Anastasia Kubinec is manager of crop industry development for Manitoba Agriculture.
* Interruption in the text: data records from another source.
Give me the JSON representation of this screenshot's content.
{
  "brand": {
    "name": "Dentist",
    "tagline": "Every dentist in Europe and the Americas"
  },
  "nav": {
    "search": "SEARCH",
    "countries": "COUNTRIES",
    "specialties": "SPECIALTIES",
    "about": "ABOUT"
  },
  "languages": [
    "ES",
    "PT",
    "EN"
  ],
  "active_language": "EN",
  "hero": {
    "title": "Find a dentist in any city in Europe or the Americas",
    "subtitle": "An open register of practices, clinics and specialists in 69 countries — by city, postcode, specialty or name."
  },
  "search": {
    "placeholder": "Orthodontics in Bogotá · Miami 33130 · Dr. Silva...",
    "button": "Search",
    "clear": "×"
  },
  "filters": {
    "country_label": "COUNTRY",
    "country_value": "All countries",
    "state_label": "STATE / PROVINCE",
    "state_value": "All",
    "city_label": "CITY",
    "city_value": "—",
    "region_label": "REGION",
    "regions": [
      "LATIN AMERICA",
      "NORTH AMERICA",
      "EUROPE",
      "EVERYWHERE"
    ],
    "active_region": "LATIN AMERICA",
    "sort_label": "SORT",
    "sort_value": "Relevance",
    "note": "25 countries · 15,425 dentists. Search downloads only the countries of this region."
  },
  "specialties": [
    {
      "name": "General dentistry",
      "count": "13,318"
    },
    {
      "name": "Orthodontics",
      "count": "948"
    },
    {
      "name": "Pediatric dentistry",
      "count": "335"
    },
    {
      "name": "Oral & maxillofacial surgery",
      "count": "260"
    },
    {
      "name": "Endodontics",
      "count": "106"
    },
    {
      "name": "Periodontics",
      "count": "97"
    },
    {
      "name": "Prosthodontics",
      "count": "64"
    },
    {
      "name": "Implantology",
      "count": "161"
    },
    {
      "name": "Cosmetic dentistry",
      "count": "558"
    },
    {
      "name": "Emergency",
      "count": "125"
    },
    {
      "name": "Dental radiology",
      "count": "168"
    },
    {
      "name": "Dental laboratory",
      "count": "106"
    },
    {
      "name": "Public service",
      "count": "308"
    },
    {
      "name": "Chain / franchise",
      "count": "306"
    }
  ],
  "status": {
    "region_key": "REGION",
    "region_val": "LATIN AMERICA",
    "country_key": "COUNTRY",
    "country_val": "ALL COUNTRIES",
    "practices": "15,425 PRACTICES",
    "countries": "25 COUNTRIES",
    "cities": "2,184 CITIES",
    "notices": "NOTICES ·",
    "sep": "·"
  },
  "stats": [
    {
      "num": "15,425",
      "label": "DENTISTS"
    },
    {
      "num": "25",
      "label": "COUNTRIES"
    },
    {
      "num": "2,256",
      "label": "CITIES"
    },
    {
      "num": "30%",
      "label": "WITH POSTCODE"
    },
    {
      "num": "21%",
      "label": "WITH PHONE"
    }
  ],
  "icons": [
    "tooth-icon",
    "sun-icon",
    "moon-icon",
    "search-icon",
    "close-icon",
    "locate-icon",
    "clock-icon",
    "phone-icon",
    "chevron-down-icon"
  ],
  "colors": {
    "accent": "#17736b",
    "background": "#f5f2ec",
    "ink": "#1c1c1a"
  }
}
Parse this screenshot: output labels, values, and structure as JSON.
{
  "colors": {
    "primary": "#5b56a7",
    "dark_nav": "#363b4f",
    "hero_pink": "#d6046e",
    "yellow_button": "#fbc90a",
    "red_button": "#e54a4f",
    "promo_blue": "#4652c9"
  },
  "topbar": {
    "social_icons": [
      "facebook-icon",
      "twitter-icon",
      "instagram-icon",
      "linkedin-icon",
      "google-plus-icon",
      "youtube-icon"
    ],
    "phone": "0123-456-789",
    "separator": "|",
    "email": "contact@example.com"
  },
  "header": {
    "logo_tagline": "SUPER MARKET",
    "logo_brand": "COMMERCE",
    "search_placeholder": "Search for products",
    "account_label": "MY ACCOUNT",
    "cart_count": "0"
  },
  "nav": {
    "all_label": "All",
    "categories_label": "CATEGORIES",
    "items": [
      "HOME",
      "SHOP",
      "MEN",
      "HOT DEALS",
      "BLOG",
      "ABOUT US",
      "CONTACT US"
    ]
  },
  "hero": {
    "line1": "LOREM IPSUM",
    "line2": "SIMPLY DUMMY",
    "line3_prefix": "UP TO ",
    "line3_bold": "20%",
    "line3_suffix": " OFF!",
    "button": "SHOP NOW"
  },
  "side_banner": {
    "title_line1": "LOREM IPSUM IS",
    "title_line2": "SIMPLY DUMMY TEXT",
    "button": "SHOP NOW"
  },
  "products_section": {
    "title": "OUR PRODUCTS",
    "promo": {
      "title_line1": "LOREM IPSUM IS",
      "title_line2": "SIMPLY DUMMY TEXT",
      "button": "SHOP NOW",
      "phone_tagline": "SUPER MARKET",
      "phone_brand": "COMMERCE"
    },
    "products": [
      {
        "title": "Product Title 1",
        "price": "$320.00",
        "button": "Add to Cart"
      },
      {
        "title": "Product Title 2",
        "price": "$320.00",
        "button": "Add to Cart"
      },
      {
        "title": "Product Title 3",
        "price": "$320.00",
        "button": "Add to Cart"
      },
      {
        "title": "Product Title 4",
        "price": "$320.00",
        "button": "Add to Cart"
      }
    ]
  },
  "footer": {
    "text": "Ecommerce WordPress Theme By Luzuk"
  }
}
You’ll find more information like this in the latest issue of Yield Manitoba which was included in the Feb. 15 issue of the Manitoba Co-operator.

Table 1:  Yield response of Manitoba crops sown on large (>120 acre) fields of various previous crop (stubble) in rotation (2010-2016 %average of relative yields) Previous Crop

Crop Planted Spring Wheat

Winter Wheat

Oat

Barley

Canola

Flax

Field Pea

Soybean

Navy Bean

Sunflower

Grain Corn

Potato

Spring Wheat

85

87

94

95

102

104

103

102

109

103

96

102

Winter Wheat

72

83

97

106

101

95

107

104

118

107

95

75

Oat

91

84

79

78

95

92

93

100

79

102

99

89

Barley

88

93

90

82

100

102

91

100

83

96

92

108

Canola

100

104

101

103

87

86

98

100

93

92

99

106

Flax

96

104

90

107

103

83

91

98

NSD

88

85

NSD

Field Pea

102

80

110

106

104

148

NSD

95

NSD

NSD

98

NSD

Soybean

107

96

108

107

103

107

90

93

NSD

103

103

80

Navy Bean

113

NSD

117

NSD

116

NSD

NSD

122

86

NSD

110

79

Sunflower

102

NSD

102

106

90

99

85

93

NSD

82

97

NSD

Grain Corn

98

66

110

94

110

NSD

90

101

103

115

88

109

Potato

106

72

93

108

118

NSD

NSD

109

107

NSD

94

71

Yield/ac

50 bu

64 bu

101 bu

65 bu

36 bu

21 bu

38 bu

35 bu

1739 lb

1607 lb

121 bu

252 cwt

NSD = Not Significant Data to be used in the analysis

Table 2:  Frequency of Manitoba crops sown on large (>120 acre) fields of previous crops (stubble) in rotation (2010-2016) Previous Crop

Crop Planted Spring Wheat

Winter Wheat

Oat

Barley

Canola

Flax

Field Pea

Soybean

Navy Bean

Sunflower

Grain Corn

Potato

Spring Wheat

2%

1%

7%

10%

51%

50%

36%

26%

21%

27%

8%

29%

Winter Wheat

<1%

<1%

2%

5%

4%

4%

6%

8%

4%

11%

4%

3%

Oat

1%

1%

2%

2%

5%

8%

6%

8%

4%

14%

3%

2%

Barley

1%

2%

3%

4%

6%

5%

6%

4%

1%

6%

4%

4%

Canola

74%

73%

42%

49%

8%

10%

25%

22%

35%

3%

22%

44%

Flax

2%

<1%

2%

2%

1%

1%

1%

1%

NSD

1%

<1%

NSD

Field Pea

1%

<1%

<1%

1%

<1%

<1%

NSD

<1%

NSD

NSD

1%

NSD

Soybean

10%

1%

26%

8%

6%

6%

3%

16%

NSD

11%

27%

2%

Navy Bean

<1%

NSD

<1%

<1%

<1%

NSD

NSD

0%

13%

NSD

2%

1%

Sunflower

2%

NSD

2%

4%

<1%

1%

<1%

1%

NSD

NSD

2%

NSD

Grain Corn

<1%

<1%

2%

1%

2%

NSD

1%

4%

8%

6%

7%

<1%

Potato Number Fields

1%

<1%

<1%

<1%

<1%

NSD

NSD

<1%

3%

NSD

5%

<1%

59,640

7,797

8,272

8,341

82,730

2,179

1,761

27,085

848

2,313

5,004

1,254

Manitoba co operator  
Manitoba co operator